If you think you and your dog may be interested in Flyball, the first step is to perform a quick test to see if your dog shows interest in the tennis ball. You can do this by simply rolling a tennis ball away from your dog to see what their reaction is. If your dog eagerly runs to the ball and picks it up, you have the makings of a Flyball dog and should contact your local Flyball club to see when they are offering classes (if they do not offer classes, they may be able to refer you to someone).
At home, there are things you can do to help your dog to become a Flyball dog. The best Flyball dogs are arguably the ones who can run down to the box and back the quickest. When your dog comes back to you, this is called a “recall.” One goal is to have the fastest and most reliable recall possible with your dog; one where your dog runs back to you just as fast as when they run to the ball. You can accomplish this by practicing Restrained Recalls. This exercise requires assistance from another person as well as the reward your dog would be most eager to receive, such as a game of tug, a throw of a ball or a CANIDAE dog treat. You are rewarding your dog for coming to you quickly!

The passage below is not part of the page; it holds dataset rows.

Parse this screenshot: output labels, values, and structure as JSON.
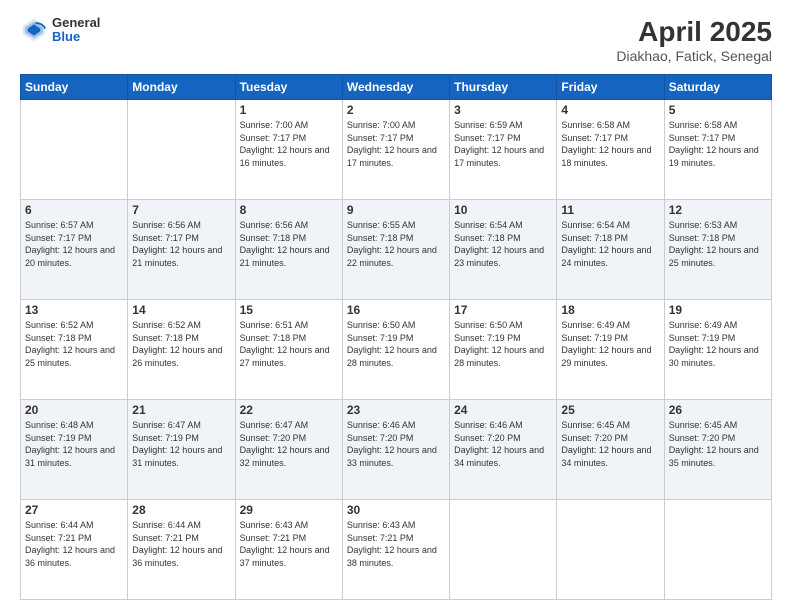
{
  "header": {
    "logo": {
      "line1": "General",
      "line2": "Blue"
    },
    "title": "April 2025",
    "subtitle": "Diakhao, Fatick, Senegal"
  },
  "weekdays": [
    "Sunday",
    "Monday",
    "Tuesday",
    "Wednesday",
    "Thursday",
    "Friday",
    "Saturday"
  ],
  "weeks": [
    [
      {
        "day": "",
        "info": ""
      },
      {
        "day": "",
        "info": ""
      },
      {
        "day": "1",
        "info": "Sunrise: 7:00 AM\nSunset: 7:17 PM\nDaylight: 12 hours and 16 minutes."
      },
      {
        "day": "2",
        "info": "Sunrise: 7:00 AM\nSunset: 7:17 PM\nDaylight: 12 hours and 17 minutes."
      },
      {
        "day": "3",
        "info": "Sunrise: 6:59 AM\nSunset: 7:17 PM\nDaylight: 12 hours and 17 minutes."
      },
      {
        "day": "4",
        "info": "Sunrise: 6:58 AM\nSunset: 7:17 PM\nDaylight: 12 hours and 18 minutes."
      },
      {
        "day": "5",
        "info": "Sunrise: 6:58 AM\nSunset: 7:17 PM\nDaylight: 12 hours and 19 minutes."
      }
    ],
    [
      {
        "day": "6",
        "info": "Sunrise: 6:57 AM\nSunset: 7:17 PM\nDaylight: 12 hours and 20 minutes."
      },
      {
        "day": "7",
        "info": "Sunrise: 6:56 AM\nSunset: 7:17 PM\nDaylight: 12 hours and 21 minutes."
      },
      {
        "day": "8",
        "info": "Sunrise: 6:56 AM\nSunset: 7:18 PM\nDaylight: 12 hours and 21 minutes."
      },
      {
        "day": "9",
        "info": "Sunrise: 6:55 AM\nSunset: 7:18 PM\nDaylight: 12 hours and 22 minutes."
      },
      {
        "day": "10",
        "info": "Sunrise: 6:54 AM\nSunset: 7:18 PM\nDaylight: 12 hours and 23 minutes."
      },
      {
        "day": "11",
        "info": "Sunrise: 6:54 AM\nSunset: 7:18 PM\nDaylight: 12 hours and 24 minutes."
      },
      {
        "day": "12",
        "info": "Sunrise: 6:53 AM\nSunset: 7:18 PM\nDaylight: 12 hours and 25 minutes."
      }
    ],
    [
      {
        "day": "13",
        "info": "Sunrise: 6:52 AM\nSunset: 7:18 PM\nDaylight: 12 hours and 25 minutes."
      },
      {
        "day": "14",
        "info": "Sunrise: 6:52 AM\nSunset: 7:18 PM\nDaylight: 12 hours and 26 minutes."
      },
      {
        "day": "15",
        "info": "Sunrise: 6:51 AM\nSunset: 7:18 PM\nDaylight: 12 hours and 27 minutes."
      },
      {
        "day": "16",
        "info": "Sunrise: 6:50 AM\nSunset: 7:19 PM\nDaylight: 12 hours and 28 minutes."
      },
      {
        "day": "17",
        "info": "Sunrise: 6:50 AM\nSunset: 7:19 PM\nDaylight: 12 hours and 28 minutes."
      },
      {
        "day": "18",
        "info": "Sunrise: 6:49 AM\nSunset: 7:19 PM\nDaylight: 12 hours and 29 minutes."
      },
      {
        "day": "19",
        "info": "Sunrise: 6:49 AM\nSunset: 7:19 PM\nDaylight: 12 hours and 30 minutes."
      }
    ],
    [
      {
        "day": "20",
        "info": "Sunrise: 6:48 AM\nSunset: 7:19 PM\nDaylight: 12 hours and 31 minutes."
      },
      {
        "day": "21",
        "info": "Sunrise: 6:47 AM\nSunset: 7:19 PM\nDaylight: 12 hours and 31 minutes."
      },
      {
        "day": "22",
        "info": "Sunrise: 6:47 AM\nSunset: 7:20 PM\nDaylight: 12 hours and 32 minutes."
      },
      {
        "day": "23",
        "info": "Sunrise: 6:46 AM\nSunset: 7:20 PM\nDaylight: 12 hours and 33 minutes."
      },
      {
        "day": "24",
        "info": "Sunrise: 6:46 AM\nSunset: 7:20 PM\nDaylight: 12 hours and 34 minutes."
      },
      {
        "day": "25",
        "info": "Sunrise: 6:45 AM\nSunset: 7:20 PM\nDaylight: 12 hours and 34 minutes."
      },
      {
        "day": "26",
        "info": "Sunrise: 6:45 AM\nSunset: 7:20 PM\nDaylight: 12 hours and 35 minutes."
      }
    ],
    [
      {
        "day": "27",
        "info": "Sunrise: 6:44 AM\nSunset: 7:21 PM\nDaylight: 12 hours and 36 minutes."
      },
      {
        "day": "28",
        "info": "Sunrise: 6:44 AM\nSunset: 7:21 PM\nDaylight: 12 hours and 36 minutes."
      },
      {
        "day": "29",
        "info": "Sunrise: 6:43 AM\nSunset: 7:21 PM\nDaylight: 12 hours and 37 minutes."
      },
      {
        "day": "30",
        "info": "Sunrise: 6:43 AM\nSunset: 7:21 PM\nDaylight: 12 hours and 38 minutes."
      },
      {
        "day": "",
        "info": ""
      },
      {
        "day": "",
        "info": ""
      },
      {
        "day": "",
        "info": ""
      }
    ]
  ]
}
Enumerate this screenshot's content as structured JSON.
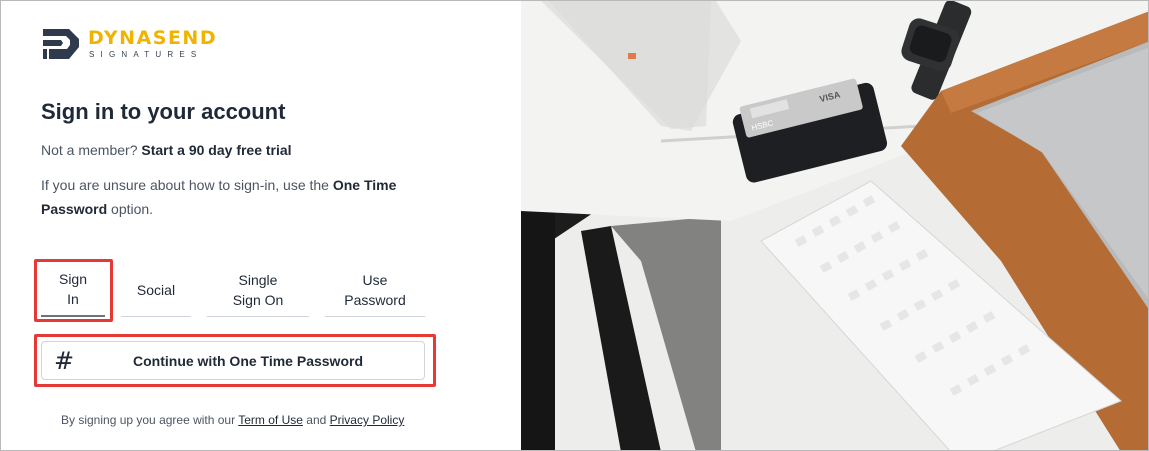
{
  "brand": {
    "name": "DYNASEND",
    "sub": "SIGNATURES",
    "accent": "#f0b400"
  },
  "title": "Sign in to your account",
  "member": {
    "prefix": "Not a member?",
    "link": "Start a 90 day free trial"
  },
  "hint": {
    "prefix": "If you are unsure about how to sign-in, use the",
    "bold": "One Time Password",
    "suffix": "option."
  },
  "tabs": [
    {
      "label_1": "Sign",
      "label_2": "In"
    },
    {
      "label_1": "Social"
    },
    {
      "label_1": "Single",
      "label_2": "Sign On"
    },
    {
      "label_1": "Use",
      "label_2": "Password"
    }
  ],
  "otp_button": {
    "icon": "#",
    "label": "Continue with One Time Password"
  },
  "terms": {
    "prefix": "By signing up you agree with our",
    "terms_link": "Term of Use",
    "and": "and",
    "privacy_link": "Privacy Policy"
  },
  "highlight_color": "#e53935",
  "hero": {
    "card_brand": "VISA",
    "card_bank": "HSBC"
  }
}
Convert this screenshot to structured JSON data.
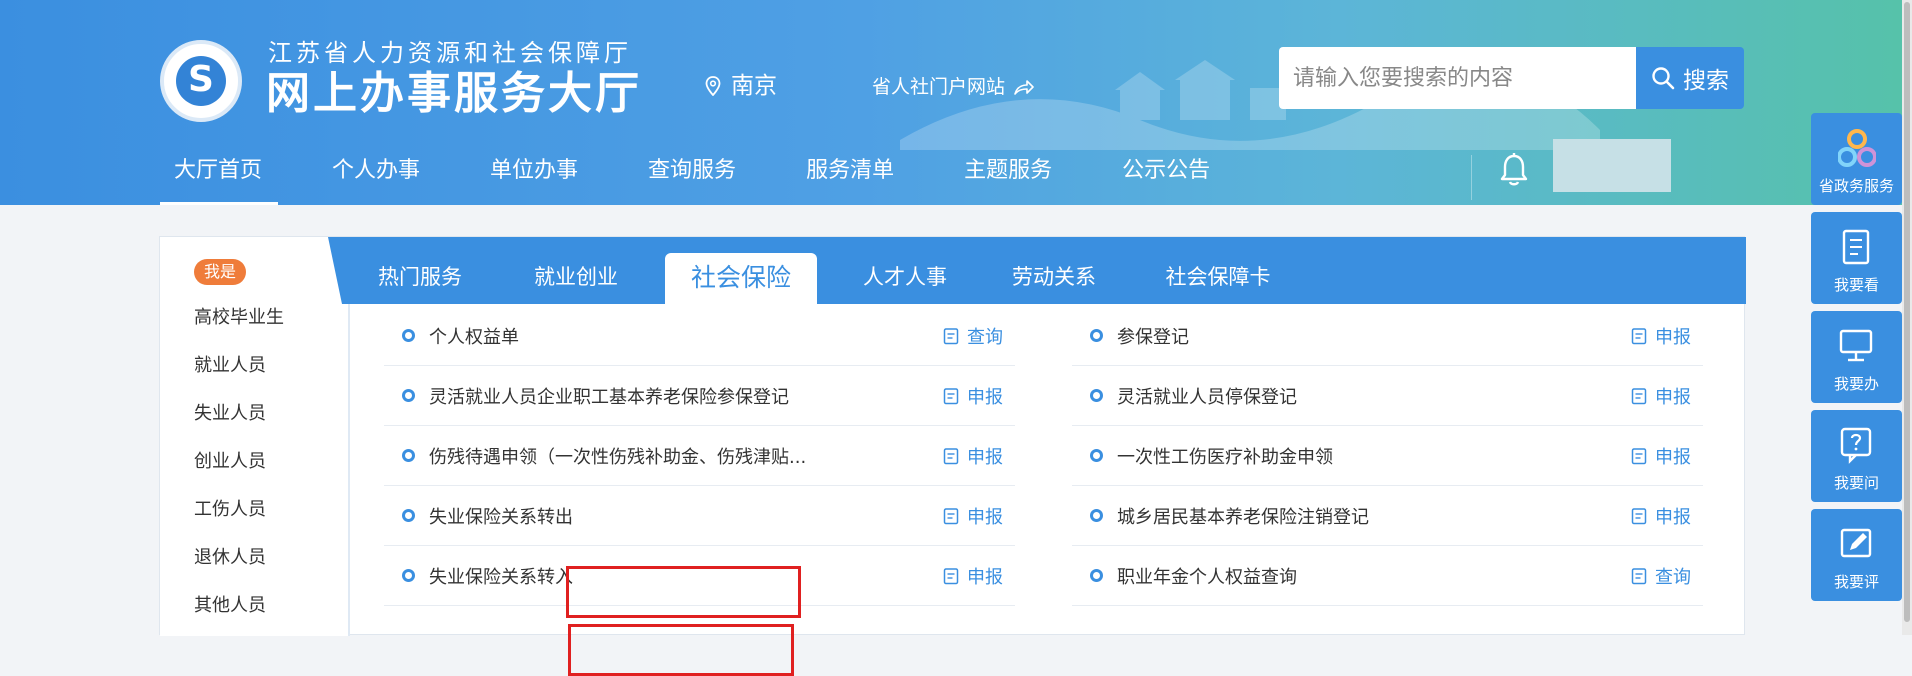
{
  "header": {
    "subtitle": "江苏省人力资源和社会保障厅",
    "title": "网上办事服务大厅",
    "location": "南京",
    "portal_link": "省人社门户网站",
    "search_placeholder": "请输入您要搜索的内容",
    "search_button": "搜索",
    "logo_icon": "logo-icon",
    "bell_icon": "bell-icon"
  },
  "nav": [
    {
      "label": "大厅首页",
      "active": true
    },
    {
      "label": "个人办事"
    },
    {
      "label": "单位办事"
    },
    {
      "label": "查询服务"
    },
    {
      "label": "服务清单"
    },
    {
      "label": "主题服务"
    },
    {
      "label": "公示公告"
    }
  ],
  "sidebar": {
    "badge": "我是",
    "items": [
      "高校毕业生",
      "就业人员",
      "失业人员",
      "创业人员",
      "工伤人员",
      "退休人员",
      "其他人员"
    ]
  },
  "tabs": [
    {
      "label": "热门服务"
    },
    {
      "label": "就业创业"
    },
    {
      "label": "社会保险",
      "active": true
    },
    {
      "label": "人才人事"
    },
    {
      "label": "劳动关系"
    },
    {
      "label": "社会保障卡"
    }
  ],
  "services": {
    "left": [
      {
        "label": "个人权益单",
        "action": "查询"
      },
      {
        "label": "灵活就业人员企业职工基本养老保险参保登记",
        "action": "申报"
      },
      {
        "label": "伤残待遇申领（一次性伤残补助金、伤残津贴...",
        "action": "申报"
      },
      {
        "label": "失业保险关系转出",
        "action": "申报",
        "highlighted": true
      },
      {
        "label": "失业保险关系转入",
        "action": "申报",
        "highlighted": true
      }
    ],
    "right": [
      {
        "label": "参保登记",
        "action": "申报"
      },
      {
        "label": "灵活就业人员停保登记",
        "action": "申报"
      },
      {
        "label": "一次性工伤医疗补助金申领",
        "action": "申报"
      },
      {
        "label": "城乡居民基本养老保险注销登记",
        "action": "申报"
      },
      {
        "label": "职业年金个人权益查询",
        "action": "查询"
      }
    ]
  },
  "float_bar": [
    {
      "label": "省政务服务",
      "icon": "gov-service-icon"
    },
    {
      "label": "我要看",
      "icon": "notebook-icon"
    },
    {
      "label": "我要办",
      "icon": "monitor-icon"
    },
    {
      "label": "我要问",
      "icon": "question-icon"
    },
    {
      "label": "我要评",
      "icon": "pen-icon"
    }
  ],
  "colors": {
    "primary": "#3a8fe0",
    "badge": "#ef7c3a",
    "highlight": "#e02020"
  }
}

In a safe, open area with room to run, ask a partner to hold your dog. Use the “favorite thing” to tease your dog and then take off running while calling your dog enthusiastically. Your partner should release the dog as you are running away with the reward. When your dog “catches” you, reward them with their treat and lots of praise. Make it fun! If your dog doesn’t run straight toward you, then you may have to use a different reward that really gets their attention. It is also highly recommended that your dog knows “come” and will come to you in case of any distractions, such as another dog, a cat, or squirrel. If you are concerned with your dog getting distracted, use a long line on your dog so that you can reel them in should they lose focus on you.
• Practice your recalls only when your dog has the most energy. Avoid practicing recalls when your dog is tired or relaxed. Your goal is to get fast returns.
• Always make training fun and exciting! Have a party! The more enthusiastic you are, the more excited your dog will be in wanting to get to you.
• Finally, stop early. Finish the training session with your dog wanting more, and finish on a positive note! This is the most important advice I can give, and is what people have the most trouble with. Practicing recalls is a lot of fun, so it is easy to say, “just one more!” However, this can set you back if the dog is not as excited, gets distracted or gets tired. The correct saying that applies here is “less is more!” When it comes to training these fast recalls, stopping while your dog is excited and doing well will only make them more excited during the next training session.
Top photo: Bill Shaner
Middle Photo: RingoCalamity
Bottom photo: Echoxiii
The personal opinions and/or use of trade, corporate or brand names, is for information and convenience only. Such use does not constitute an endorsement by CANIDAE® All Natural Pet Foods of any product or service. Opinions are those of the individual authors and not necessarily of CANIDAE® All Natural Pet Foods.